Sinn Féin believes Assembly election will suit party’s interests

Arlene Foster will put pressure on voters to keep First Minister’s office in DUP hands

Martin McGuinness and Arlene Foster: Given the sectarian nature of much voting, the DUP will not bleed votes to Sinn Féin. Photograph: Colm Lenaghan/Pacemaker

It seems certain now. The Irish and British governments have more or less accepted that an Assembly election is pretty much inevitable, privately acknowledging that their real focus is on the post-election process.

It’s not the future of the current Executive they are concerned about. It’s the next Executive – and whether it can be formed at all – that they are increasingly concentrating on.

The election will come about because of Sinn Féin. The party is pushing for an election not just because of the “cash for ash” scandal, but because it believes such a course is in its interests. These include both its narrow political interests as well as the broader nationalist and equality agenda (as defined by it), to which it is dedicated.

More bluntly, Sinn Féin also wishes to teach the DUP a lesson. That is how they see it.


February 23rd and March 2nd are the dates that are knocking around.

Public anger

Sinn Féin believes the DUP is under pressure because of public anger over the “cash for ash” scandal, which has broken into public consciousness in a way that the daily comings and goings of politics and Stormont do not. Voters have switched on to the issue which has to be bad for the DUP, Sinn Féin believes.

Sinn Féin also believes DUP leader and First Minister Arlene Foster is damaged by the controversy. She has certainly been receiving a great deal of criticism, including from unionist and independent quarters.

It would require a huge collapse in the DUP vote for Sinn Féin to become the largest party, and few believe such an outcome is likely. The gap between the two is currently 10 seats.

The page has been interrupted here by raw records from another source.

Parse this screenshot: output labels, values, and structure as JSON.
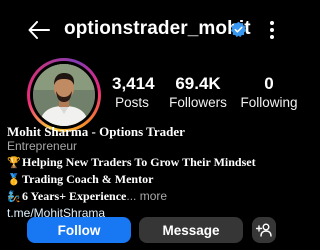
{
  "header": {
    "username": "optionstrader_mohit",
    "back_icon": "arrow-left-icon",
    "verified_icon": "verified-badge-icon",
    "menu_icon": "more-vertical-icon",
    "verified_color": "#3897f0"
  },
  "profile": {
    "avatar_icon": "profile-photo",
    "ring_colors": [
      "#f9ce34",
      "#ee2a7b",
      "#833ab4"
    ]
  },
  "stats": {
    "posts": {
      "value": "3,414",
      "label": "Posts"
    },
    "followers": {
      "value": "69.4K",
      "label": "Followers"
    },
    "following": {
      "value": "0",
      "label": "Following"
    }
  },
  "bio": {
    "name": "Mohit Sharma - Options Trader",
    "category": "Entrepreneur",
    "lines": [
      {
        "emoji": "🏆",
        "text": "Helping New Traders To Grow Their Mindset"
      },
      {
        "emoji": "🥇",
        "text": "Trading Coach & Mentor"
      },
      {
        "emoji": "🧞",
        "text": "6 Years+ Experience",
        "suffix": "... more"
      }
    ],
    "link": "t.me/MohitShrama"
  },
  "actions": {
    "follow": "Follow",
    "message": "Message",
    "add_user_icon": "add-user-icon",
    "follow_color": "#1877f2"
  }
}
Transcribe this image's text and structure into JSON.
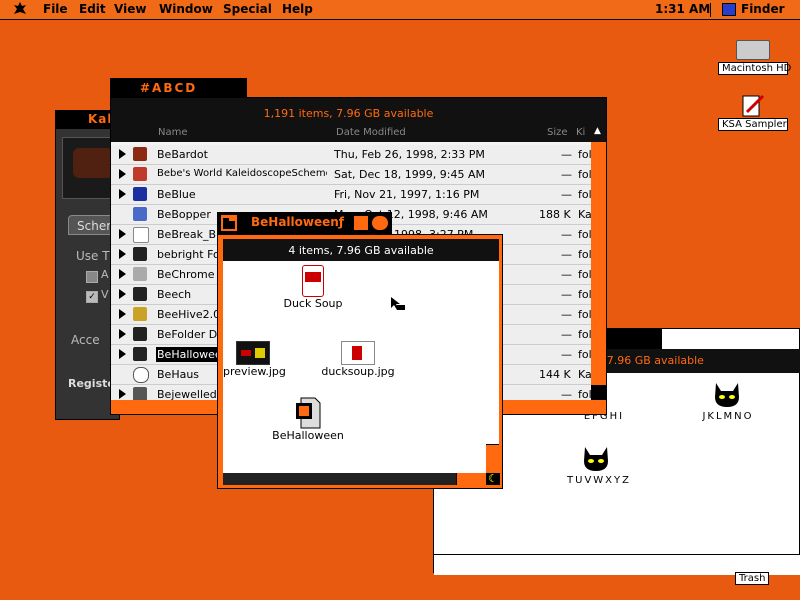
{
  "menubar": {
    "items": [
      "File",
      "Edit",
      "View",
      "Window",
      "Special",
      "Help"
    ],
    "time": "1:31 AM",
    "app": "Finder"
  },
  "desktop": {
    "hd_label": "Macintosh HD",
    "ksa_label": "KSA Sampler",
    "trash_label": "Trash"
  },
  "bg_window": {
    "title": "Kal",
    "scheme_tab": "Scher",
    "use_label": "Use T",
    "check_a": "A",
    "check_v": "V",
    "accent": "Acce",
    "register": "Registe"
  },
  "abcd_window": {
    "tab": "#ABCD",
    "status": "1,191 items, 7.96 GB available",
    "columns": {
      "name": "Name",
      "date": "Date Modified",
      "size": "Size",
      "kind": "Ki"
    },
    "rows": [
      {
        "name": "BeBardot",
        "date": "Thu, Feb 26, 1998, 2:33 PM",
        "size": "—",
        "kind": "fol"
      },
      {
        "name": "Bebe's World KaleidoscopeScheme",
        "date": "Sat, Dec 18, 1999, 9:45 AM",
        "size": "—",
        "kind": "fol"
      },
      {
        "name": "BeBlue",
        "date": "Fri, Nov 21, 1997, 1:16 PM",
        "size": "—",
        "kind": "fol"
      },
      {
        "name": "BeBopper",
        "date": "Mon, Oct 12, 1998, 9:46 AM",
        "size": "188 K",
        "kind": "Ka"
      },
      {
        "name": "BeBreak_Bl",
        "date": "1998, 3:27 PM",
        "size": "—",
        "kind": "fol"
      },
      {
        "name": "bebright Fol",
        "date": "",
        "size": "—",
        "kind": "fol"
      },
      {
        "name": "BeChrome ƒ",
        "date": "",
        "size": "—",
        "kind": "fol"
      },
      {
        "name": "Beech",
        "date": "",
        "size": "—",
        "kind": "fol"
      },
      {
        "name": "BeeHive2.0f",
        "date": "",
        "size": "—",
        "kind": "fol"
      },
      {
        "name": "BeFolder Des",
        "date": "",
        "size": "—",
        "kind": "fol"
      },
      {
        "name": "BeHalloween",
        "date": "",
        "size": "—",
        "kind": "fol"
      },
      {
        "name": "BeHaus",
        "date": "",
        "size": "144 K",
        "kind": "Ka"
      },
      {
        "name": "Bejewelled F",
        "date": "",
        "size": "—",
        "kind": "fol"
      }
    ]
  },
  "halloween_window": {
    "tab": "BeHalloweenƒ",
    "status": "4 items, 7.96 GB available",
    "files": [
      "Duck Soup",
      "preview.jpg",
      "ducksoup.jpg",
      "BeHalloween"
    ]
  },
  "right_window": {
    "tab_fragment": "s",
    "status": "s, 7.96 GB available",
    "labels": [
      "EFGHI",
      "JKLMNO",
      "TUVWXYZ"
    ]
  },
  "colors": {
    "accent": "#ff6a10",
    "desktop": "#e85a10"
  }
}
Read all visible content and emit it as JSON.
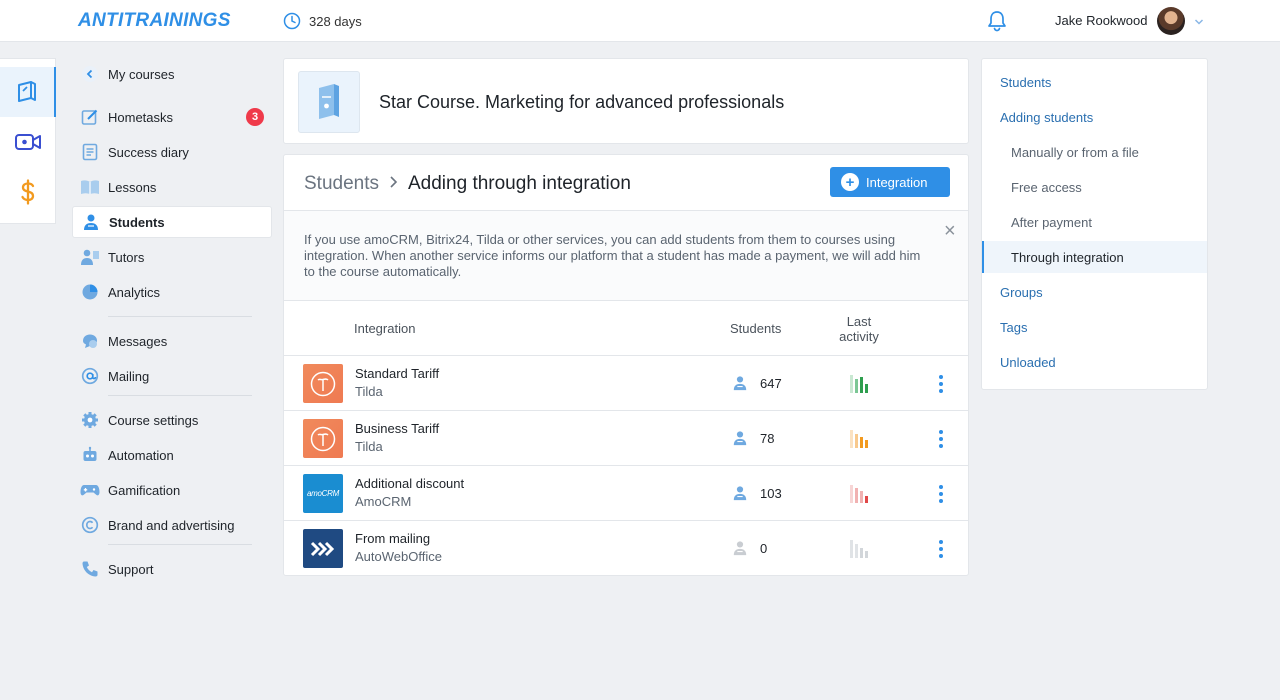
{
  "header": {
    "logo": "ANTITRAININGS",
    "days": "328 days",
    "user_name": "Jake Rookwood"
  },
  "nav": {
    "items": [
      {
        "label": "My courses"
      },
      {
        "label": "Hometasks",
        "badge": "3"
      },
      {
        "label": "Success diary"
      },
      {
        "label": "Lessons"
      },
      {
        "label": "Students"
      },
      {
        "label": "Tutors"
      },
      {
        "label": "Analytics"
      },
      {
        "label": "Messages"
      },
      {
        "label": "Mailing"
      },
      {
        "label": "Course settings"
      },
      {
        "label": "Automation"
      },
      {
        "label": "Gamification"
      },
      {
        "label": "Brand and advertising"
      },
      {
        "label": "Support"
      }
    ]
  },
  "course": {
    "title": "Star Course. Marketing for advanced professionals"
  },
  "panel": {
    "breadcrumb_parent": "Students",
    "breadcrumb_current": "Adding through integration",
    "add_button": "Integration",
    "info": "If you use amoCRM, Bitrix24, Tilda or other services, you can add students from them to courses using integration. When another service informs our platform that a student has made a payment, we will add him to the course automatically.",
    "columns": {
      "integration": "Integration",
      "students": "Students",
      "last_activity": "Last activity"
    },
    "rows": [
      {
        "name": "Standard Tariff",
        "source": "Tilda",
        "students": "647",
        "activity_color": "#2e9e4e",
        "logo_color": "#f0855a"
      },
      {
        "name": "Business Tariff",
        "source": "Tilda",
        "students": "78",
        "activity_color": "#f29a1f",
        "logo_color": "#f0855a"
      },
      {
        "name": "Additional discount",
        "source": "AmoCRM",
        "students": "103",
        "activity_color": "#e04848",
        "logo_color": "#1a8dd1",
        "logo_text": "amoCRM"
      },
      {
        "name": "From mailing",
        "source": "AutoWebOffice",
        "students": "0",
        "activity_color": "#c9cdd2",
        "logo_color": "#1f4a82"
      }
    ]
  },
  "right_menu": {
    "items": [
      {
        "label": "Students"
      },
      {
        "label": "Adding students"
      },
      {
        "label": "Manually or from a file"
      },
      {
        "label": "Free access"
      },
      {
        "label": "After payment"
      },
      {
        "label": "Through integration"
      },
      {
        "label": "Groups"
      },
      {
        "label": "Tags"
      },
      {
        "label": "Unloaded"
      }
    ]
  },
  "colors": {
    "accent": "#2f8fe6",
    "badge": "#ef3a4a",
    "rail_money": "#f29a1f",
    "rail_video": "#3a4fd1"
  }
}
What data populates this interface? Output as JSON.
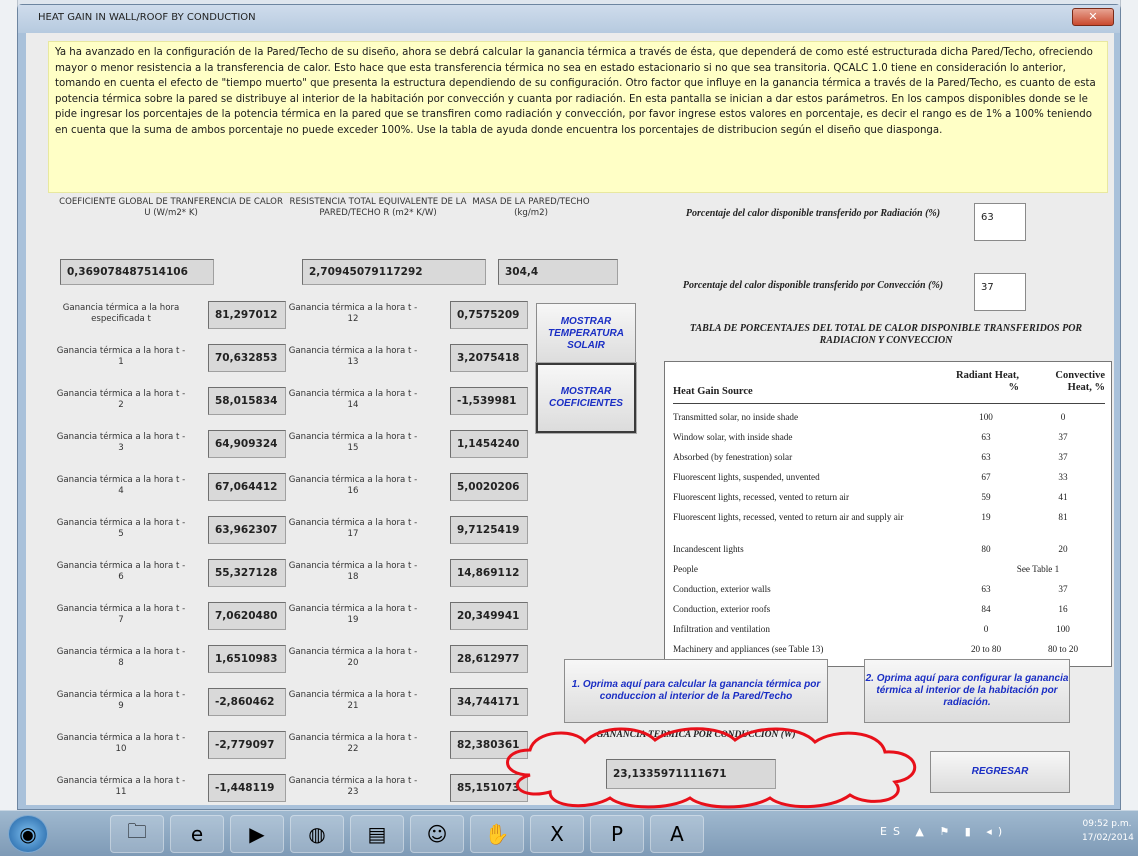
{
  "window": {
    "title": "HEAT GAIN IN WALL/ROOF BY CONDUCTION",
    "close_label": "✕"
  },
  "intro_text": "Ya ha avanzado en la configuración de la Pared/Techo de su diseño, ahora se debrá calcular la ganancia térmica a través de ésta, que dependerá de como esté estructurada dicha Pared/Techo, ofreciendo mayor o menor resistencia a la transferencia de calor. Esto hace que esta transferencia térmica no sea en estado estacionario si no que sea transitoria. QCALC 1.0 tiene en consideración lo anterior, tomando en cuenta el efecto de \"tiempo muerto\" que presenta la estructura dependiendo de su configuración. Otro factor que influye en la ganancia térmica a través de la Pared/Techo, es cuanto de esta potencia térmica sobre la pared se distribuye al interior de la habitación por convección y cuanta por radiación. En esta pantalla se inician a dar estos parámetros. En los campos disponibles donde se le pide ingresar los porcentajes de la potencia térmica en la pared que se transfiren como radiación y convección, por favor ingrese estos valores en porcentaje, es decir el rango es de 1% a 100% teniendo en cuenta que la suma de ambos porcentaje no puede exceder 100%. Use la tabla de ayuda donde encuentra los porcentajes de distribucion según el diseño que diasponga.",
  "coef": {
    "u_label": "COEFICIENTE GLOBAL DE TRANFERENCIA DE CALOR U (W/m2* K)",
    "u_value": "0,369078487514106",
    "r_label": "RESISTENCIA TOTAL EQUIVALENTE DE LA PARED/TECHO R (m2* K/W)",
    "r_value": "2,70945079117292",
    "m_label": "MASA DE LA PARED/TECHO (kg/m2)",
    "m_value": "304,4"
  },
  "gains_left": [
    {
      "label": "Ganancia térmica a la hora especificada t",
      "value": "81,297012"
    },
    {
      "label": "Ganancia térmica a la hora t - 1",
      "value": "70,632853"
    },
    {
      "label": "Ganancia térmica a la hora t - 2",
      "value": "58,015834"
    },
    {
      "label": "Ganancia térmica a la hora t - 3",
      "value": "64,909324"
    },
    {
      "label": "Ganancia térmica a la hora t - 4",
      "value": "67,064412"
    },
    {
      "label": "Ganancia térmica a la hora t - 5",
      "value": "63,962307"
    },
    {
      "label": "Ganancia térmica a la hora t - 6",
      "value": "55,327128"
    },
    {
      "label": "Ganancia térmica a la hora t - 7",
      "value": "7,0620480"
    },
    {
      "label": "Ganancia térmica a la hora t - 8",
      "value": "1,6510983"
    },
    {
      "label": "Ganancia térmica a la hora t - 9",
      "value": "-2,860462"
    },
    {
      "label": "Ganancia térmica a la hora t - 10",
      "value": "-2,779097"
    },
    {
      "label": "Ganancia térmica a la hora t - 11",
      "value": "-1,448119"
    }
  ],
  "gains_right": [
    {
      "label": "Ganancia térmica a la hora t - 12",
      "value": "0,7575209"
    },
    {
      "label": "Ganancia térmica a la hora t - 13",
      "value": "3,2075418"
    },
    {
      "label": "Ganancia térmica a la hora t - 14",
      "value": "-1,539981"
    },
    {
      "label": "Ganancia térmica a la hora t - 15",
      "value": "1,1454240"
    },
    {
      "label": "Ganancia térmica a la hora t - 16",
      "value": "5,0020206"
    },
    {
      "label": "Ganancia térmica a la hora t - 17",
      "value": "9,7125419"
    },
    {
      "label": "Ganancia térmica a la hora t - 18",
      "value": "14,869112"
    },
    {
      "label": "Ganancia térmica a la hora t - 19",
      "value": "20,349941"
    },
    {
      "label": "Ganancia térmica a la hora t - 20",
      "value": "28,612977"
    },
    {
      "label": "Ganancia térmica a la hora t - 21",
      "value": "34,744171"
    },
    {
      "label": "Ganancia térmica a la hora t - 22",
      "value": "82,380361"
    },
    {
      "label": "Ganancia térmica a la hora t - 23",
      "value": "85,151073"
    }
  ],
  "buttons": {
    "temp_solair": "MOSTRAR TEMPERATURA SOLAIR",
    "coeficientes": "MOSTRAR COEFICIENTES",
    "calc_conduccion": "1. Oprima aquí para calcular la ganancia térmica por conduccion al interior de la Pared/Techo",
    "config_radiacion": "2. Oprima aquí para configurar la ganancia térmica al interior de la habitación por radiación.",
    "regresar": "REGRESAR"
  },
  "percent": {
    "rad_label": "Porcentaje del calor disponible transferido por Radiación (%)",
    "rad_value": "63",
    "conv_label": "Porcentaje del calor disponible transferido por Convección (%)",
    "conv_value": "37"
  },
  "table": {
    "title": "TABLA DE PORCENTAJES DEL TOTAL DE CALOR DISPONIBLE TRANSFERIDOS POR RADIACION Y CONVECCION",
    "col_source": "Heat Gain Source",
    "col_radiant": "Radiant Heat, %",
    "col_convective": "Convective Heat, %",
    "rows": [
      {
        "source": "Transmitted solar, no inside shade",
        "radiant": "100",
        "convective": "0"
      },
      {
        "source": "Window solar, with inside shade",
        "radiant": "63",
        "convective": "37"
      },
      {
        "source": "Absorbed (by fenestration) solar",
        "radiant": "63",
        "convective": "37"
      },
      {
        "source": "Fluorescent lights, suspended, unvented",
        "radiant": "67",
        "convective": "33"
      },
      {
        "source": "Fluorescent lights, recessed, vented to return air",
        "radiant": "59",
        "convective": "41"
      },
      {
        "source": "Fluorescent lights, recessed, vented to return air and supply air",
        "radiant": "19",
        "convective": "81"
      },
      {
        "source": "Incandescent lights",
        "radiant": "80",
        "convective": "20"
      },
      {
        "source": "People",
        "radiant": "See Table 1",
        "convective": ""
      },
      {
        "source": "Conduction, exterior walls",
        "radiant": "63",
        "convective": "37"
      },
      {
        "source": "Conduction, exterior roofs",
        "radiant": "84",
        "convective": "16"
      },
      {
        "source": "Infiltration and ventilation",
        "radiant": "0",
        "convective": "100"
      },
      {
        "source": "Machinery and appliances (see Table 13)",
        "radiant": "20 to 80",
        "convective": "80 to 20"
      }
    ]
  },
  "result": {
    "label": "GANANCIA TERMICA POR CONDUCCION (W)",
    "value": "23,1335971111671"
  },
  "annotation_color": "#e8101a",
  "taskbar": {
    "icons": [
      "start-orb-icon",
      "folder-icon",
      "ie-icon",
      "media-icon",
      "chrome-icon",
      "notes-icon",
      "people-icon",
      "baseball-glove-icon",
      "excel-icon",
      "powerpoint-icon",
      "pdf-icon"
    ],
    "tray_lang": "ES",
    "time": "09:52 p.m.",
    "date": "17/02/2014"
  }
}
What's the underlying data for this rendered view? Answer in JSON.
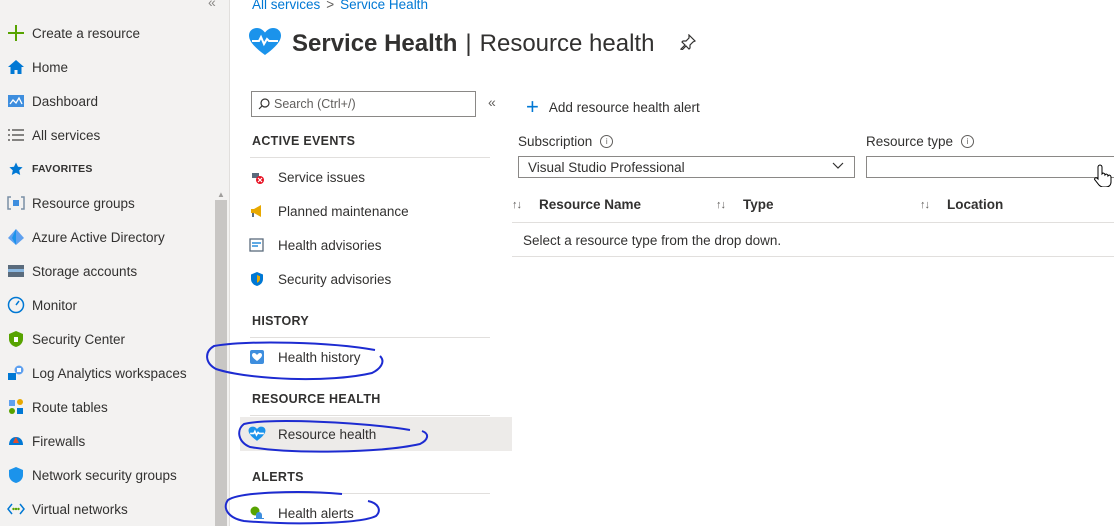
{
  "left_nav": {
    "collapse_glyph": "«",
    "items": [
      {
        "label": "Create a resource",
        "icon": "plus-icon"
      },
      {
        "label": "Home",
        "icon": "home-icon"
      },
      {
        "label": "Dashboard",
        "icon": "dashboard-icon"
      },
      {
        "label": "All services",
        "icon": "list-icon"
      },
      {
        "label": "FAVORITES",
        "icon": "star-icon"
      },
      {
        "label": "Resource groups",
        "icon": "resource-groups-icon"
      },
      {
        "label": "Azure Active Directory",
        "icon": "azure-ad-icon"
      },
      {
        "label": "Storage accounts",
        "icon": "storage-icon"
      },
      {
        "label": "Monitor",
        "icon": "monitor-icon"
      },
      {
        "label": "Security Center",
        "icon": "security-center-icon"
      },
      {
        "label": "Log Analytics workspaces",
        "icon": "log-analytics-icon"
      },
      {
        "label": "Route tables",
        "icon": "route-table-icon"
      },
      {
        "label": "Firewalls",
        "icon": "firewall-icon"
      },
      {
        "label": "Network security groups",
        "icon": "shield-icon"
      },
      {
        "label": "Virtual networks",
        "icon": "vnet-icon"
      }
    ]
  },
  "breadcrumb": [
    "All services",
    "Service Health"
  ],
  "breadcrumb_sep": ">",
  "title": {
    "main": "Service Health",
    "sep": "|",
    "sub": "Resource health"
  },
  "menu": {
    "search_placeholder": "Search (Ctrl+/)",
    "collapse_glyph": "«",
    "sections": [
      {
        "heading": "ACTIVE EVENTS",
        "items": [
          "Service issues",
          "Planned maintenance",
          "Health advisories",
          "Security advisories"
        ]
      },
      {
        "heading": "HISTORY",
        "items": [
          "Health history"
        ]
      },
      {
        "heading": "RESOURCE HEALTH",
        "items": [
          "Resource health"
        ]
      },
      {
        "heading": "ALERTS",
        "items": [
          "Health alerts"
        ]
      }
    ],
    "selected": "Resource health"
  },
  "content": {
    "add_alert_label": "Add resource health alert",
    "subscription_label": "Subscription",
    "subscription_value": "Visual Studio Professional",
    "resource_type_label": "Resource type",
    "resource_type_value": "",
    "columns": [
      "Resource Name",
      "Type",
      "Location"
    ],
    "empty_message": "Select a resource type from the drop down."
  },
  "colors": {
    "accent": "#0078d4",
    "annotation": "#1d2bd1",
    "selected_bg": "#edebe9"
  }
}
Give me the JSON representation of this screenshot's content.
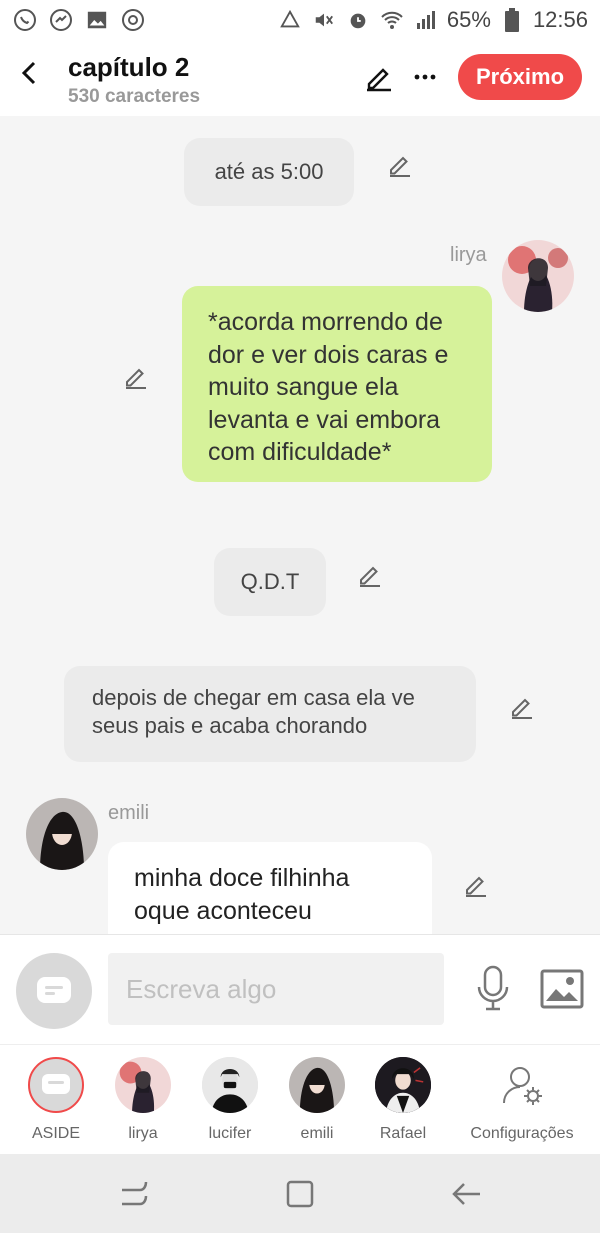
{
  "status_bar": {
    "battery": "65%",
    "time": "12:56",
    "left_icons": [
      "whatsapp-icon",
      "messenger-icon",
      "gallery-icon",
      "chrome-icon"
    ],
    "right_icons": [
      "data-saver-icon",
      "mute-icon",
      "alarm-icon",
      "wifi-icon",
      "signal-icon",
      "battery-icon"
    ]
  },
  "header": {
    "title": "capítulo 2",
    "subtitle": "530 caracteres",
    "next_label": "Próximo",
    "accent_color": "#f04a4a"
  },
  "messages": [
    {
      "type": "narration",
      "text": "até as 5:00"
    },
    {
      "type": "character",
      "name": "lirya",
      "text": "*acorda morrendo de dor e ver dois caras e muito sangue ela levanta e vai embora com dificuldade*",
      "bubble_color": "#d6f29a"
    },
    {
      "type": "narration",
      "text": "Q.D.T"
    },
    {
      "type": "narration",
      "text": "depois de chegar em casa ela ve seus pais e acaba chorando"
    },
    {
      "type": "character",
      "name": "emili",
      "text": "minha doce filhinha oque aconteceu",
      "bubble_color": "#ffffff"
    }
  ],
  "input": {
    "placeholder": "Escreva algo"
  },
  "characters": [
    {
      "label": "ASIDE"
    },
    {
      "label": "lirya"
    },
    {
      "label": "lucifer"
    },
    {
      "label": "emili"
    },
    {
      "label": "Rafael"
    },
    {
      "label": "Configurações"
    }
  ]
}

Of course, given the sectarian nature of much voting, the DUP will not bleed votes to Sinn Féin. However, it might bleed them to the Ulster Unionist Party (UUP) or to independent unionists. And in elections, just as in war, my enemy’s enemy is my friend.

Perhaps the key dynamic of the forthcoming campaign will be the extent to which Foster can persuade DUP voters annoyed by the Renewable Heat Incentive scheme to overcome their distaste in order to maintain the party’s Stormont hegemony. Keeping Sinn Féin out of the First Minister’s office will almost certainly be one of the main themes of the DUP’s campaign.

Succession plans

Martin McGuinness’s illness may have accelerated the party’s leadership’s succession plans. Whatever else 10 years of unbroken government in Stormont has yielded for Sinn Féin, it has not produced an obvious successor to McGuinness in the North in the way that Mary Lou McDonald has been groomed in the South.

The announcement that Minister for Health Michelle O’Neill will be the most senior member of the party’s team at Stormont in his absence is, according to senior Sinn Féin sources, as good a sign as any that she is likely to succeed him, though Newry and Armagh MLA Conor Murphy was the name more often mentioned earlier this week.

However, there is an unmistakable sense that this is happening before Sinn Féin is entirely ready for it. In those circumstances, fighting an election is a useful exercise for the party, giving it an external focus and also buoying up its esprit de corps.

Sinn Féin faces threats itself, of course. Northern Ireland is not immune to the anti-establishment mood sweeping western politics, and Sinn Féin is part of the political establishment in the North, like it or not. Its vote fell in last year’s Assembly election, when People Before Profit won its first seats, in West Belfast (directly at Sinn Féin’s expense) and Foyle.

However, there is little doubt that Sinn Féin wants this election. Few of the other players would say the same.

Pat Leahy

Pat Leahy

Pat Leahy is Political Editor of The Irish Times